→ **Task material**:
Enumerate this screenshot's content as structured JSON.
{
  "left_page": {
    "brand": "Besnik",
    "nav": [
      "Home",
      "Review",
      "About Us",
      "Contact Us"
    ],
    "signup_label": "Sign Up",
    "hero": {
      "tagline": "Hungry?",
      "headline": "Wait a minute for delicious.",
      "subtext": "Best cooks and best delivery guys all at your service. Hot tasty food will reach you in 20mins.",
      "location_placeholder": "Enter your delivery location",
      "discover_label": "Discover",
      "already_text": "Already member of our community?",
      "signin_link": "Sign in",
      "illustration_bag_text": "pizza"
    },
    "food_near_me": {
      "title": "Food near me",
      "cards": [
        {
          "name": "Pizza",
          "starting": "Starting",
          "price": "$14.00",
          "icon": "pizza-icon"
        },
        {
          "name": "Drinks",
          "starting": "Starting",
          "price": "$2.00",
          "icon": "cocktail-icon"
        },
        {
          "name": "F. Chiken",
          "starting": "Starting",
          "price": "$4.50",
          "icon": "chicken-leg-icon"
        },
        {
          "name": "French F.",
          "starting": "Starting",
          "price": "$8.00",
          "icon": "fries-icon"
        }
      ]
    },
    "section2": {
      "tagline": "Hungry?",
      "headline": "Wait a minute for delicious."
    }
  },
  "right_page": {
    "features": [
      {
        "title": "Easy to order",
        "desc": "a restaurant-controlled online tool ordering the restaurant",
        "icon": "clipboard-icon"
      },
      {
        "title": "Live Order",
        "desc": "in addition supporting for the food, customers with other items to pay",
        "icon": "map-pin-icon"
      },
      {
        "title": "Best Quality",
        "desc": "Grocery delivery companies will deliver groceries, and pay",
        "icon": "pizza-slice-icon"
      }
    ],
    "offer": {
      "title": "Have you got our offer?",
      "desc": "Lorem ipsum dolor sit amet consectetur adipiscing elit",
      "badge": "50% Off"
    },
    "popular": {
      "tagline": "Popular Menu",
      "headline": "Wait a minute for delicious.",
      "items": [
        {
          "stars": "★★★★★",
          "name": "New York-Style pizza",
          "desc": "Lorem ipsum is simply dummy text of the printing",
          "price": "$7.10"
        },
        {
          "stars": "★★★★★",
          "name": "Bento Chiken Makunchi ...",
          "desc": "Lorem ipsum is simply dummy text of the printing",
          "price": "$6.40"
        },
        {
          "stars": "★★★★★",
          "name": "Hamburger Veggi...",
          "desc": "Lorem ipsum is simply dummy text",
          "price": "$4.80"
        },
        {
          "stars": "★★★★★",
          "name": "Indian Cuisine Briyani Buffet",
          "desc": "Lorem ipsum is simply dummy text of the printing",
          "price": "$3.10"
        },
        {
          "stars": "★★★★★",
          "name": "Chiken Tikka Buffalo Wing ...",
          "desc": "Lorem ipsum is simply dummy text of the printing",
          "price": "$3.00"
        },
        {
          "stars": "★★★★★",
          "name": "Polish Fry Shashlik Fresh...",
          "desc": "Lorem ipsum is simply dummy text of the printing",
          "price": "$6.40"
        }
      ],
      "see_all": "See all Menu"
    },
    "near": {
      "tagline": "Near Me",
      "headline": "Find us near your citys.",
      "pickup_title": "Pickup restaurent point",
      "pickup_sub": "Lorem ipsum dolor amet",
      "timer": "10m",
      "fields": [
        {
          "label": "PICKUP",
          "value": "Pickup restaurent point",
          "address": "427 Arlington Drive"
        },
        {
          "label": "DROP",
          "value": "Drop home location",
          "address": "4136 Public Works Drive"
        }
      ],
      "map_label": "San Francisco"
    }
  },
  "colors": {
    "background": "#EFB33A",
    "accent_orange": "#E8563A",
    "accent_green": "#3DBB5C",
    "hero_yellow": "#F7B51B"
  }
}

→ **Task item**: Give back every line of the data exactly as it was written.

→ **Reply**:
Enumerate this screenshot's content as structured JSON.
{
  "left_page": {
    "brand": "Besnik",
    "nav": [
      "Home",
      "Review",
      "About Us",
      "Contact Us"
    ],
    "signup_label": "Sign Up",
    "hero": {
      "tagline": "Hungry?",
      "headline": "Wait a minute for delicious.",
      "subtext": "Best cooks and best delivery guys all at your service. Hot tasty food will reach you in 20mins.",
      "location_placeholder": "Enter your delivery location",
      "discover_label": "Discover",
      "already_text": "Already member of our community?",
      "signin_link": "Sign in",
      "illustration_bag_text": "pizza"
    },
    "food_near_me": {
      "title": "Food near me",
      "cards": [
        {
          "name": "Pizza",
          "starting": "Starting",
          "price": "$14.00",
          "icon": "pizza-icon"
        },
        {
          "name": "Drinks",
          "starting": "Starting",
          "price": "$2.00",
          "icon": "cocktail-icon"
        },
        {
          "name": "F. Chiken",
          "starting": "Starting",
          "price": "$4.50",
          "icon": "chicken-leg-icon"
        },
        {
          "name": "French F.",
          "starting": "Starting",
          "price": "$8.00",
          "icon": "fries-icon"
        }
      ]
    },
    "section2": {
      "tagline": "Hungry?",
      "headline": "Wait a minute for delicious."
    }
  },
  "right_page": {
    "features": [
      {
        "title": "Easy to order",
        "desc": "a restaurant-controlled online tool ordering the restaurant",
        "icon": "clipboard-icon"
      },
      {
        "title": "Live Order",
        "desc": "in addition supporting for the food, customers with other items to pay",
        "icon": "map-pin-icon"
      },
      {
        "title": "Best Quality",
        "desc": "Grocery delivery companies will deliver groceries, and pay",
        "icon": "pizza-slice-icon"
      }
    ],
    "offer": {
      "title": "Have you got our offer?",
      "desc": "Lorem ipsum dolor sit amet consectetur adipiscing elit",
      "badge": "50% Off"
    },
    "popular": {
      "tagline": "Popular Menu",
      "headline": "Wait a minute for delicious.",
      "items": [
        {
          "stars": "★★★★★",
          "name": "New York-Style pizza",
          "desc": "Lorem ipsum is simply dummy text of the printing",
          "price": "$7.10"
        },
        {
          "stars": "★★★★★",
          "name": "Bento Chiken Makunchi ...",
          "desc": "Lorem ipsum is simply dummy text of the printing",
          "price": "$6.40"
        },
        {
          "stars": "★★★★★",
          "name": "Hamburger Veggi...",
          "desc": "Lorem ipsum is simply dummy text",
          "price": "$4.80"
        },
        {
          "stars": "★★★★★",
          "name": "Indian Cuisine Briyani Buffet",
          "desc": "Lorem ipsum is simply dummy text of the printing",
          "price": "$3.10"
        },
        {
          "stars": "★★★★★",
          "name": "Chiken Tikka Buffalo Wing ...",
          "desc": "Lorem ipsum is simply dummy text of the printing",
          "price": "$3.00"
        },
        {
          "stars": "★★★★★",
          "name": "Polish Fry Shashlik Fresh...",
          "desc": "Lorem ipsum is simply dummy text of the printing",
          "price": "$6.40"
        }
      ],
      "see_all": "See all Menu"
    },
    "near": {
      "tagline": "Near Me",
      "headline": "Find us near your citys.",
      "pickup_title": "Pickup restaurent point",
      "pickup_sub": "Lorem ipsum dolor amet",
      "timer": "10m",
      "fields": [
        {
          "label": "PICKUP",
          "value": "Pickup restaurent point",
          "address": "427 Arlington Drive"
        },
        {
          "label": "DROP",
          "value": "Drop home location",
          "address": "4136 Public Works Drive"
        }
      ],
      "map_label": "San Francisco"
    }
  },
  "colors": {
    "background": "#EFB33A",
    "accent_orange": "#E8563A",
    "accent_green": "#3DBB5C",
    "hero_yellow": "#F7B51B"
  }
}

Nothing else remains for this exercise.